@ May 16, 2014 12:02 AM in Time to pull the triggerTo answer the low loss header question. The header should be designed for 2 ft/sec. with 3/4" copper that would be 3.2 gpm. With 4 loops that would be .8 gpm per loop.That would work just fine for the floor. A Grundfos 15-58 on setting 1 get's you there.
If you want higher flow, you could either go with a 1" manifold or pipe your manifold reverse/return.
As Gordy said, the 3/4 is plenty big for the delivery pipe.
Keep reading Weezbo's posts. I have learned to read "weazbo" he is very knowledgeable.
@ May 15, 2014 11:26 AM in Honey well zone valves and oxygenJoe,
The oxygen itself should not effect the valve.
The problem comes when all the byproducts of the oxygen corroding the other system parts start floating around the system.
It is very possible that the "cocktail" of chemicals and whatnot in the system damaged the valve. If you can isolate the valve, it doesn't take much to open one up.
It sounds like you have a sizable circulator deadheading into the zone valves? is there a differential bipass?
It seems like customers always indicate that it is a new problem in order to motivate you to take care of it.
@ May 12, 2014 10:02 PM in Utica vs LochinvarThe Utica looks like a nice heat exchanger design with low head loss. It has not been out for long.
The Lochinvar KBN series have high head loss Govanni exchangers. They are a higher maintenance, somewhat dated design.
I would put in the Lochinvar WH-085. It has the proven firetube exchanger developed by triangle tube.

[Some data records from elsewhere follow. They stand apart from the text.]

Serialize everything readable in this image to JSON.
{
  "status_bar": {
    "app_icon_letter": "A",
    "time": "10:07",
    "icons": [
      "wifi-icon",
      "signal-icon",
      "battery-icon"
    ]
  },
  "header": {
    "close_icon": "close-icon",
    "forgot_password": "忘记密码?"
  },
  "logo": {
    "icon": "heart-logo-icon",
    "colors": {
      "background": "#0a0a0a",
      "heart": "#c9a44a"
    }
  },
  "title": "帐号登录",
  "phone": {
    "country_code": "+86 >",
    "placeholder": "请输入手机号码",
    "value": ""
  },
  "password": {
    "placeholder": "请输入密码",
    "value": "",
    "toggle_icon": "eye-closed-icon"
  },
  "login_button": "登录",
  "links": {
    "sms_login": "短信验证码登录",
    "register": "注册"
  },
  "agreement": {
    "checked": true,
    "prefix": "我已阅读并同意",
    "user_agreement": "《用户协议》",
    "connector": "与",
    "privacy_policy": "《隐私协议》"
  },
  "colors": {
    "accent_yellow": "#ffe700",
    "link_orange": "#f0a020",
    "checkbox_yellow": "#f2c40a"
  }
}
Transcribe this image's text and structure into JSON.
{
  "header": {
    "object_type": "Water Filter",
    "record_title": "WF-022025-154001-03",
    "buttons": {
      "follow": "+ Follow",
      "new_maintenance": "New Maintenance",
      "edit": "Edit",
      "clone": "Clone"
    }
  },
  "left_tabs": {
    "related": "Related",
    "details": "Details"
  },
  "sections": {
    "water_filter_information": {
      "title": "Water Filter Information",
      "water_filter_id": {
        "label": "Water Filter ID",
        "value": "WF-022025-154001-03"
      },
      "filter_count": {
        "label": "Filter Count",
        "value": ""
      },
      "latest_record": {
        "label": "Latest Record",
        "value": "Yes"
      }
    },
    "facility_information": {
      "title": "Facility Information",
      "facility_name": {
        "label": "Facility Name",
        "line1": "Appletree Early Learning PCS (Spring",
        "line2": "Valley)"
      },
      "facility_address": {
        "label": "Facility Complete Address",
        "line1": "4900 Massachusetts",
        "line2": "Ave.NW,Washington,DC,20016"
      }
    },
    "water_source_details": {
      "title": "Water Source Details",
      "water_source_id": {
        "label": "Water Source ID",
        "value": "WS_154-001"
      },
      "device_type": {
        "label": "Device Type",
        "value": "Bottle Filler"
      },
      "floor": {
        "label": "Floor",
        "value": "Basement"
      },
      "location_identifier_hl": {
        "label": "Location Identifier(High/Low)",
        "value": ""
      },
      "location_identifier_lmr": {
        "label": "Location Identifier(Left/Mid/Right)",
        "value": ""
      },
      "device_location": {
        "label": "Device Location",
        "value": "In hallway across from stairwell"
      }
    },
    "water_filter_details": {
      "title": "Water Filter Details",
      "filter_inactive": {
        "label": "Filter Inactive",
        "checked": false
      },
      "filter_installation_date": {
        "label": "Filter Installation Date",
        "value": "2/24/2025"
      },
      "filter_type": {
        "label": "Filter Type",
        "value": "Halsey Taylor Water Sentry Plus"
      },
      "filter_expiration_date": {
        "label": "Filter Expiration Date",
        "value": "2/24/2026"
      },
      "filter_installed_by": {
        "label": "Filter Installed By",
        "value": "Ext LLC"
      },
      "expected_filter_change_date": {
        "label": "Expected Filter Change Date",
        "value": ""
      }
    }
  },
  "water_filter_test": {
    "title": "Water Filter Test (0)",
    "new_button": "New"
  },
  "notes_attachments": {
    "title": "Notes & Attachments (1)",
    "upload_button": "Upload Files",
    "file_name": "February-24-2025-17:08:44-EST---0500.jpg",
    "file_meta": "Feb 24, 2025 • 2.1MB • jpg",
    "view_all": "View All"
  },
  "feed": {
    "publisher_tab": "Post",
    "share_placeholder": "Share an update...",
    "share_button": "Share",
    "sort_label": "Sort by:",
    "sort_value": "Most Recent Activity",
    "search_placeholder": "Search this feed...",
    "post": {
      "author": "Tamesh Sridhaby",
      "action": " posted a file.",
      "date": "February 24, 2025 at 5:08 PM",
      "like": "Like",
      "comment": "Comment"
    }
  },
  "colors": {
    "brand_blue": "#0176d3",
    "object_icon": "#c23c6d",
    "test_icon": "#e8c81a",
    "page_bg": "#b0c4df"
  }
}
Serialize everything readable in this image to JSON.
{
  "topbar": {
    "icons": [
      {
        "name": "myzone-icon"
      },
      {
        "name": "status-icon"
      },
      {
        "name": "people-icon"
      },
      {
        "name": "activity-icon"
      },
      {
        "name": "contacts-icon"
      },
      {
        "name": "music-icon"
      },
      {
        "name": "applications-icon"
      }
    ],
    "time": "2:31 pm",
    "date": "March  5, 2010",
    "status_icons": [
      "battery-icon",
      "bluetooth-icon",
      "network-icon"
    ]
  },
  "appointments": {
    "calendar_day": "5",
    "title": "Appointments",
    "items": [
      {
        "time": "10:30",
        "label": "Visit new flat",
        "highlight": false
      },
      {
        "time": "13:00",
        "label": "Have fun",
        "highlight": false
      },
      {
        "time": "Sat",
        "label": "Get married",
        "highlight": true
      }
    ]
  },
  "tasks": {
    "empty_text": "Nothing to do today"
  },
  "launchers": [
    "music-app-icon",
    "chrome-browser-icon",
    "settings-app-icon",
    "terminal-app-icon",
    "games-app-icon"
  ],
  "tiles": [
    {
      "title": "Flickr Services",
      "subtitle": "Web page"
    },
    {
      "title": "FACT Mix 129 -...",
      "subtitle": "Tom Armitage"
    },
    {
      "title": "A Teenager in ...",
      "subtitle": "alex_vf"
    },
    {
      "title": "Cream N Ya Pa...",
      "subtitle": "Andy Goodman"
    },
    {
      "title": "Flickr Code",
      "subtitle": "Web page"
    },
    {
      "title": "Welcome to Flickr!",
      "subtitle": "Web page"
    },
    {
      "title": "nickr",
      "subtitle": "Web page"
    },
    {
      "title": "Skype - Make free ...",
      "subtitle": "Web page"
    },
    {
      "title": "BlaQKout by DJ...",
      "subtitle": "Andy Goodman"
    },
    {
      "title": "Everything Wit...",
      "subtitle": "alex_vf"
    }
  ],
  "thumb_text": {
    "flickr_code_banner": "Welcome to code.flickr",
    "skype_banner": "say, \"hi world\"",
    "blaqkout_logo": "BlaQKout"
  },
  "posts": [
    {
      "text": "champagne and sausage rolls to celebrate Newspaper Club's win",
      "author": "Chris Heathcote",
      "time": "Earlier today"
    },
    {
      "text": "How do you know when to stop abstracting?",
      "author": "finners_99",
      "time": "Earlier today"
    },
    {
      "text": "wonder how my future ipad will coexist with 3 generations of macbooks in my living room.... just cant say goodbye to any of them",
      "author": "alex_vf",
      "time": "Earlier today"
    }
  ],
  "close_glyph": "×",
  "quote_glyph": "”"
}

@ May 12, 2014 3:39 PM in Heat Load assessment different from quuted Boiler SizeIce,
I don't think that your 80 gallon electric producing 13,188btu/hr is sized correctly for a high demand house.That's only .37 GPM of recovery.
It sounds like the other system you describe should have been set up with priority with "timeout".
My point is that if you have heating load that is 62,000 btu/hr on the coldest day and you have normal DHW needs, you really should not have an issue. My own indirect fires twice a day for a total of less than an hour. During the typical 20 minute dhw call there is no noticeable fluctuation in indoor temps.
@ May 12, 2014 2:35 PM in Heat Load assessment different from quuted Boiler SizeFast forward to page 633-635 in your textbook. As long as your DHW demand is not ridiculously high, set it up as a priority and don't worry about it.It is only going to run less than an hour per day.
I had a recent discussion with a gentleman that insisted that the boiler be upsized from 110k-175k boiler for a new 3 bath home with an 82k heat loss.
I asked him if he thought an 60 gal. electric (about 16k/btu) or a 60 gal gas fired (32k/btu) would suffice. He said, yes we do it all the time.
This is a largely misunderstood concept. If the boiler is to small for DHW, upsize the tank instead.
@ May 11, 2014 11:45 PM in Heat Load assessment different from quuted Boiler SizeYour calculation seems pretty close.
There is no reason to add for the DHW load.
By the time you finish Siggy's book, you will know more about design than most.
Trust the math,